as part of the compensatory damages of $ 85,000 suffered by plaintiff Probst during the year 1992.
Government counsel conceded in closing argument that the law recognizes that an individual may bring a claim for retaliation by a defendant that proximately resulted from the protected actions or expressions of a relative of the individual. See EEOC v. Ohio Edison Co., 7 F.3d 541, 544 (6th Cir. 1993) (citing De Medina v. Reinhardt, 444 F. Supp. 573 (D.D.C. 1978), aff'd in part and remanded in part, 686 F.2d 997, 222 U.S. App. D.C. 371 (D.C. Cir. 1981). Accepting that as the law it would seem reasonable and within the scope of the Civil Rights Act of 1991 that a plaintiff, who is the expressor, should be allowed to recover compensatory damages, such as emotional pain and mental anguish, suffered by the plaintiff from actions taken by defendants against a loved-one of the plaintiff, such as a spouse, in retaliation for the plaintiff's expression, especially were the evidence shows the retaliation was intended by defendants to cause emotional pain and mental anguish to the plaintiff. Neither counsel nor the court could locate a published opinion on point which supports or undermines this determination in this unprecedented situation.

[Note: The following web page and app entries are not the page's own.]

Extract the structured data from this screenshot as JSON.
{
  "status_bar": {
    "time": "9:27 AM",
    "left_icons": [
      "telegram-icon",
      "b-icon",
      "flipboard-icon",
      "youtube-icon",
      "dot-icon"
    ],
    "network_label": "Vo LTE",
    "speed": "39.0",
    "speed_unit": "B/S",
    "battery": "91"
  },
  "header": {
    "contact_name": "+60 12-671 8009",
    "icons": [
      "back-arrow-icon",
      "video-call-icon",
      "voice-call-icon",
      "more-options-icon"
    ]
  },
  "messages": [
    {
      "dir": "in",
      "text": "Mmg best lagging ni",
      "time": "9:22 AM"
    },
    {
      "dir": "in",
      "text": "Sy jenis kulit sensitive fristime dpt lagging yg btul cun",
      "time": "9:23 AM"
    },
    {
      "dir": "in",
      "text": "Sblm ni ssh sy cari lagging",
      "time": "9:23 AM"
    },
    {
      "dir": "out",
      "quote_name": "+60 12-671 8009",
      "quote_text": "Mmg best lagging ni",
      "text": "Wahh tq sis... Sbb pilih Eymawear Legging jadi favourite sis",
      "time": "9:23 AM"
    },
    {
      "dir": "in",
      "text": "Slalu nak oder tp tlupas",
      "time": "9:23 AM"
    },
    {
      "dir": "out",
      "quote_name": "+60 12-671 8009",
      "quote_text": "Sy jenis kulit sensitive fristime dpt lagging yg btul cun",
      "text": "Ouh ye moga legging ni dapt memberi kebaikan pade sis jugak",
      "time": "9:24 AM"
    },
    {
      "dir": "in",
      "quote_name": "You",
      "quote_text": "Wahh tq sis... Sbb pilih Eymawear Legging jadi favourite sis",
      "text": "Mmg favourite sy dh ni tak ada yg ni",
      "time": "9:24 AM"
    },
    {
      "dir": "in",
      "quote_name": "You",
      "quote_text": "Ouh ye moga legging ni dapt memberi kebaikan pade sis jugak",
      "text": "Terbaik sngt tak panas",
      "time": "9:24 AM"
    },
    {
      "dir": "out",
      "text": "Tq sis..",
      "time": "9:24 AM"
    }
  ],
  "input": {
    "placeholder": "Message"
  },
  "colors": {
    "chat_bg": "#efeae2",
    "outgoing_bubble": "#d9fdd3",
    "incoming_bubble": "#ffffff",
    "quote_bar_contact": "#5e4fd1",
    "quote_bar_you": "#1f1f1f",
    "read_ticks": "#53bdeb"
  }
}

The court notes that during the testimony of plaintiff's spouse, Ms. Bilaisis, the court expressly ordered Ms. Bilaisis to separate from her own emotional harm that which she observed was suffered by plaintiff. The court in viewing her demeanor and listening to Ms. Bilaisis' testimony finds that she did just that. The court made that order to ensure that Ms. Bilaisis was not testifying about harm to herself, but only about harm to plaintiff that she personally observed. This is because, as this court previously held, plaintiff cannot recover for any harm suffered by his spouse. (Mem. Op. Oct. 6, 1995.)
The court finds that the DOJ/OPR investigation of plaintiff's spouse was an act of intentional unlawful retaliation by defendants against plaintiff for his speaking out against racial discrimination in the DEA and as a proximate result of that act suffered emotional pain and mental anguish in the amount of $ 30,000 for that act of retaliation in addition to the other compensatory damages he suffered.
For the reasons and on the bases stated herein, the court finds in favor of the plaintiff and against the defendants on liability and damages. The court further finds that plaintiff has proven by a Preponderance of the evidence that he suffered compensatory damages in the amount of $ 180,000 in addition to the other damages upon which the parties have previously agreed. Plaintiff is entitled to costs and reasonable attorney fees. Judgment is entered accordingly. All pending motions are moot.
JAMES F. HOLDERMAN
United States District Judge
DATED: December 22, 1995